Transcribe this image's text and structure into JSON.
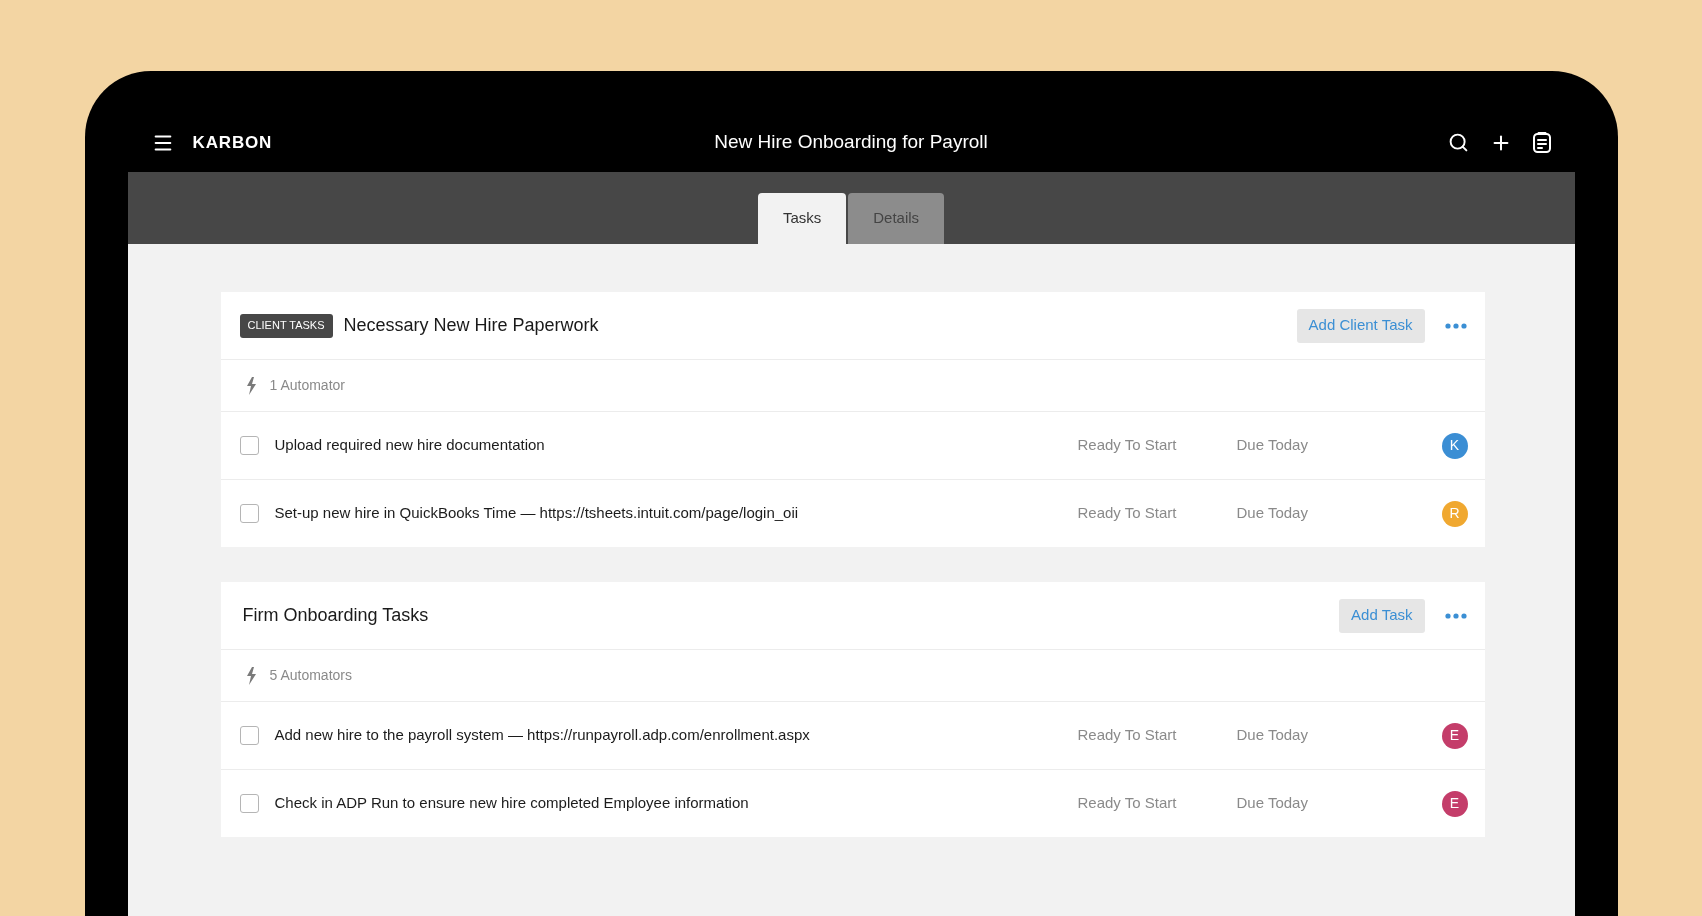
{
  "app": {
    "brand": "KARBON",
    "title": "New Hire Onboarding for Payroll"
  },
  "tabs": [
    {
      "label": "Tasks",
      "selected": true
    },
    {
      "label": "Details",
      "selected": false
    }
  ],
  "sections": [
    {
      "badge": "CLIENT TASKS",
      "title": "Necessary New Hire Paperwork",
      "action": "Add Client Task",
      "automators": "1 Automator",
      "tasks": [
        {
          "title": "Upload required new hire documentation",
          "checked": false,
          "status": "Ready To Start",
          "due": "Due Today",
          "assignee": {
            "initial": "K",
            "color": "#3b8ed4"
          }
        },
        {
          "title": "Set-up new hire in QuickBooks Time — https://tsheets.intuit.com/page/login_oii",
          "checked": false,
          "status": "Ready To Start",
          "due": "Due Today",
          "assignee": {
            "initial": "R",
            "color": "#f0a830"
          }
        }
      ]
    },
    {
      "title": "Firm Onboarding Tasks",
      "action": "Add Task",
      "automators": "5 Automators",
      "tasks": [
        {
          "title": "Add new hire to the payroll system — https://runpayroll.adp.com/enrollment.aspx",
          "checked": false,
          "status": "Ready To Start",
          "due": "Due Today",
          "assignee": {
            "initial": "E",
            "color": "#c43d6a"
          }
        },
        {
          "title": "Check in ADP Run to ensure new hire completed Employee information",
          "checked": false,
          "status": "Ready To Start",
          "due": "Due Today",
          "assignee": {
            "initial": "E",
            "color": "#c43d6a"
          }
        }
      ]
    }
  ]
}
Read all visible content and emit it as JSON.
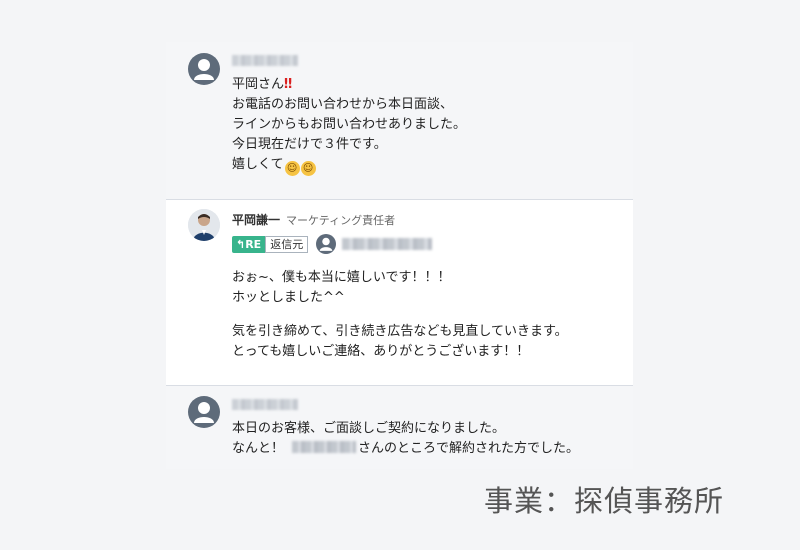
{
  "messages": [
    {
      "lines": [
        "平岡さん",
        "お電話のお問い合わせから本日面談、",
        "ラインからもお問い合わせありました。",
        "今日現在だけで３件です。",
        "嬉しくて"
      ],
      "emoji_after_first": "‼",
      "emoji_smile": "☺"
    },
    {
      "sender_name": "平岡謙一",
      "sender_title": "マーケティング責任者",
      "re_badge": "↰RE",
      "re_label": "返信元",
      "lines": [
        "おぉ~、僕も本当に嬉しいです！！！",
        "ホッとしました^^",
        "",
        "気を引き締めて、引き続き広告なども見直していきます。",
        "とっても嬉しいご連絡、ありがとうございます！！"
      ]
    },
    {
      "line1": "本日のお客様、ご面談しご契約になりました。",
      "line2_before": "なんと！",
      "line2_after": "さんのところで解約された方でした。"
    }
  ],
  "footer": "事業：探偵事務所"
}
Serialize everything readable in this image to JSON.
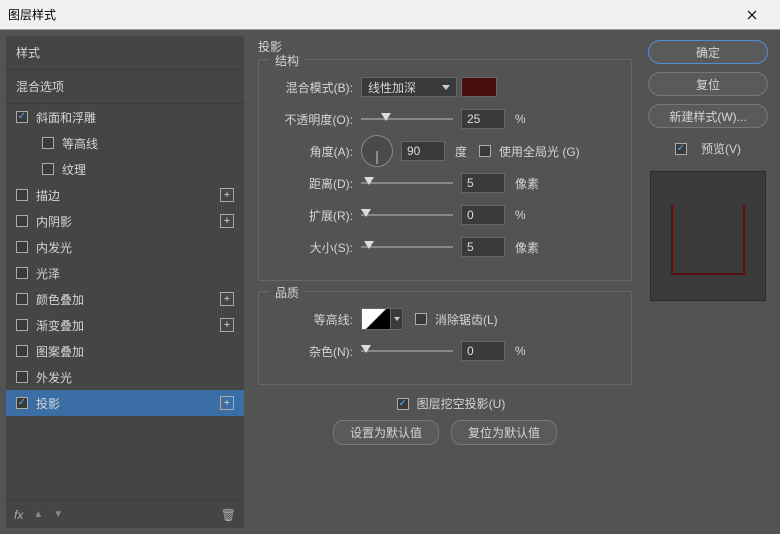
{
  "window": {
    "title": "图层样式"
  },
  "sidebar": {
    "header": "样式",
    "blend_options": "混合选项",
    "items": [
      {
        "label": "斜面和浮雕",
        "checked": true,
        "hasPlus": false
      },
      {
        "label": "等高线",
        "checked": false,
        "indent": true
      },
      {
        "label": "纹理",
        "checked": false,
        "indent": true
      },
      {
        "label": "描边",
        "checked": false,
        "hasPlus": true
      },
      {
        "label": "内阴影",
        "checked": false,
        "hasPlus": true
      },
      {
        "label": "内发光",
        "checked": false
      },
      {
        "label": "光泽",
        "checked": false
      },
      {
        "label": "颜色叠加",
        "checked": false,
        "hasPlus": true
      },
      {
        "label": "渐变叠加",
        "checked": false,
        "hasPlus": true
      },
      {
        "label": "图案叠加",
        "checked": false
      },
      {
        "label": "外发光",
        "checked": false
      },
      {
        "label": "投影",
        "checked": true,
        "hasPlus": true,
        "selected": true
      }
    ],
    "footer_fx": "fx"
  },
  "panel": {
    "title": "投影",
    "structure": {
      "legend": "结构",
      "blend_mode_label": "混合模式(B):",
      "blend_mode_value": "线性加深",
      "color": "#4a0d0d",
      "opacity_label": "不透明度(O):",
      "opacity_value": "25",
      "opacity_unit": "%",
      "angle_label": "角度(A):",
      "angle_value": "90",
      "angle_unit": "度",
      "global_light_label": "使用全局光 (G)",
      "global_light_checked": false,
      "distance_label": "距离(D):",
      "distance_value": "5",
      "distance_unit": "像素",
      "spread_label": "扩展(R):",
      "spread_value": "0",
      "spread_unit": "%",
      "size_label": "大小(S):",
      "size_value": "5",
      "size_unit": "像素"
    },
    "quality": {
      "legend": "品质",
      "contour_label": "等高线:",
      "antialias_label": "消除锯齿(L)",
      "antialias_checked": false,
      "noise_label": "杂色(N):",
      "noise_value": "0",
      "noise_unit": "%"
    },
    "knockout_label": "图层挖空投影(U)",
    "knockout_checked": true,
    "btn_default": "设置为默认值",
    "btn_reset": "复位为默认值"
  },
  "right": {
    "ok": "确定",
    "cancel": "复位",
    "new_style": "新建样式(W)...",
    "preview_label": "预览(V)",
    "preview_checked": true
  }
}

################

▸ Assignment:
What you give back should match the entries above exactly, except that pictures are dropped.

▸ Answer section:
Transcribe this image's text and structure into JSON.
{
  "app": {
    "brand": "KARBON",
    "title": "New Hire Onboarding for Payroll"
  },
  "tabs": [
    {
      "label": "Tasks",
      "selected": true
    },
    {
      "label": "Details",
      "selected": false
    }
  ],
  "sections": [
    {
      "badge": "CLIENT TASKS",
      "title": "Necessary New Hire Paperwork",
      "action": "Add Client Task",
      "automators": "1 Automator",
      "tasks": [
        {
          "title": "Upload required new hire documentation",
          "checked": false,
          "status": "Ready To Start",
          "due": "Due Today",
          "assignee": {
            "initial": "K",
            "color": "#3b8ed4"
          }
        },
        {
          "title": "Set-up new hire in QuickBooks Time — https://tsheets.intuit.com/page/login_oii",
          "checked": false,
          "status": "Ready To Start",
          "due": "Due Today",
          "assignee": {
            "initial": "R",
            "color": "#f0a830"
          }
        }
      ]
    },
    {
      "title": "Firm Onboarding Tasks",
      "action": "Add Task",
      "automators": "5 Automators",
      "tasks": [
        {
          "title": "Add new hire to the payroll system — https://runpayroll.adp.com/enrollment.aspx",
          "checked": false,
          "status": "Ready To Start",
          "due": "Due Today",
          "assignee": {
            "initial": "E",
            "color": "#c43d6a"
          }
        },
        {
          "title": "Check in ADP Run to ensure new hire completed Employee information",
          "checked": false,
          "status": "Ready To Start",
          "due": "Due Today",
          "assignee": {
            "initial": "E",
            "color": "#c43d6a"
          }
        }
      ]
    }
  ]
}
Read all visible content and emit it as JSON.
{
  "messages": [
    {
      "lines": [
        "平岡さん",
        "お電話のお問い合わせから本日面談、",
        "ラインからもお問い合わせありました。",
        "今日現在だけで３件です。",
        "嬉しくて"
      ],
      "emoji_after_first": "‼",
      "emoji_smile": "☺"
    },
    {
      "sender_name": "平岡謙一",
      "sender_title": "マーケティング責任者",
      "re_badge": "↰RE",
      "re_label": "返信元",
      "lines": [
        "おぉ~、僕も本当に嬉しいです！！！",
        "ホッとしました^^",
        "",
        "気を引き締めて、引き続き広告なども見直していきます。",
        "とっても嬉しいご連絡、ありがとうございます！！"
      ]
    },
    {
      "line1": "本日のお客様、ご面談しご契約になりました。",
      "line2_before": "なんと！",
      "line2_after": "さんのところで解約された方でした。"
    }
  ],
  "footer": "事業：探偵事務所"
}
Serialize everything readable in this image to JSON.
{
  "window": {
    "title": "图层样式"
  },
  "sidebar": {
    "header": "样式",
    "blend_options": "混合选项",
    "items": [
      {
        "label": "斜面和浮雕",
        "checked": true,
        "hasPlus": false
      },
      {
        "label": "等高线",
        "checked": false,
        "indent": true
      },
      {
        "label": "纹理",
        "checked": false,
        "indent": true
      },
      {
        "label": "描边",
        "checked": false,
        "hasPlus": true
      },
      {
        "label": "内阴影",
        "checked": false,
        "hasPlus": true
      },
      {
        "label": "内发光",
        "checked": false
      },
      {
        "label": "光泽",
        "checked": false
      },
      {
        "label": "颜色叠加",
        "checked": false,
        "hasPlus": true
      },
      {
        "label": "渐变叠加",
        "checked": false,
        "hasPlus": true
      },
      {
        "label": "图案叠加",
        "checked": false
      },
      {
        "label": "外发光",
        "checked": false
      },
      {
        "label": "投影",
        "checked": true,
        "hasPlus": true,
        "selected": true
      }
    ],
    "footer_fx": "fx"
  },
  "panel": {
    "title": "投影",
    "structure": {
      "legend": "结构",
      "blend_mode_label": "混合模式(B):",
      "blend_mode_value": "线性加深",
      "color": "#4a0d0d",
      "opacity_label": "不透明度(O):",
      "opacity_value": "25",
      "opacity_unit": "%",
      "angle_label": "角度(A):",
      "angle_value": "90",
      "angle_unit": "度",
      "global_light_label": "使用全局光 (G)",
      "global_light_checked": false,
      "distance_label": "距离(D):",
      "distance_value": "5",
      "distance_unit": "像素",
      "spread_label": "扩展(R):",
      "spread_value": "0",
      "spread_unit": "%",
      "size_label": "大小(S):",
      "size_value": "5",
      "size_unit": "像素"
    },
    "quality": {
      "legend": "品质",
      "contour_label": "等高线:",
      "antialias_label": "消除锯齿(L)",
      "antialias_checked": false,
      "noise_label": "杂色(N):",
      "noise_value": "0",
      "noise_unit": "%"
    },
    "knockout_label": "图层挖空投影(U)",
    "knockout_checked": true,
    "btn_default": "设置为默认值",
    "btn_reset": "复位为默认值"
  },
  "right": {
    "ok": "确定",
    "cancel": "复位",
    "new_style": "新建样式(W)...",
    "preview_label": "预览(V)",
    "preview_checked": true
  }
}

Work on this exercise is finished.